Benefits

5 Reasons the Single-Payer Insurance Debate Matters

Support for single-payer health insurance is growing, slowly but surely, yet many employers are taking little heed of the debate. Amy Evans, an employee benefit insurance expert, and attorney Christine Roberts contend on the Employee Benefits News website, though, that employers can’t afford to ignore it anymore. They enumerate several reasons you need to stay on top of the issue:

This is the precursor to a national conversation. Bernie Sanders’ “Medicare for all” message has propelled a social movement based on the idea that healthcare is a human right, and the healthcare delivery system should be a not-for-profit business. Legislators in California and New York are considering single-payer bills, prompted by uncertainty over the future of the Affordable Care Act.
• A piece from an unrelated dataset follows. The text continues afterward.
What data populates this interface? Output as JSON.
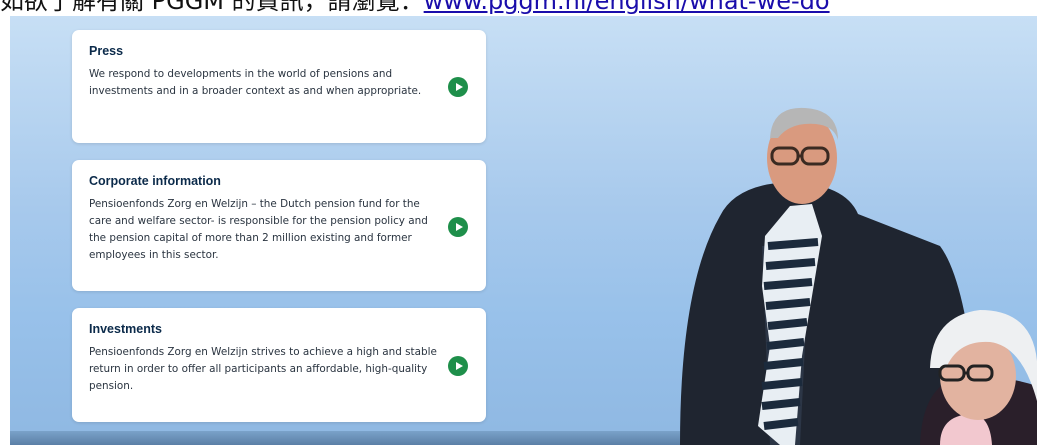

  1. Understanding the terminology is important. Evans and Roberts explain that single-payer, universal health care, and “Medicare for all” aren’t synonymous: “A single-payer plan creates one single source of payment to providers, typically through a state or federal program. Universal healthcare is a broader term for a program that makes some level of basic coverage available to everyone (likely through a government program), but also allows for private insurance. ‘Medicare for all’ is a type of universal plan in which the basic coverage would be provided by an expansion of the federal Medicare program, but would still allow for the purchase of private insurance, as it does currently.”
  2. A single-payer plan could affect much more than health insurance. The California plan, for example, would end the sale of private health insurance in the state. It also would make it illegal for physicians to privately provide any services covered by the state plan. The proposed plan encompasses dental, vision, long-term care, and workers’ compensation coverage, too.
  3. Financing is the biggest hurdle. Funding estimates for the California and New York proposals exceed the total annual state budgets. Both plans are likely to create major sticker shock for state residents and businesses.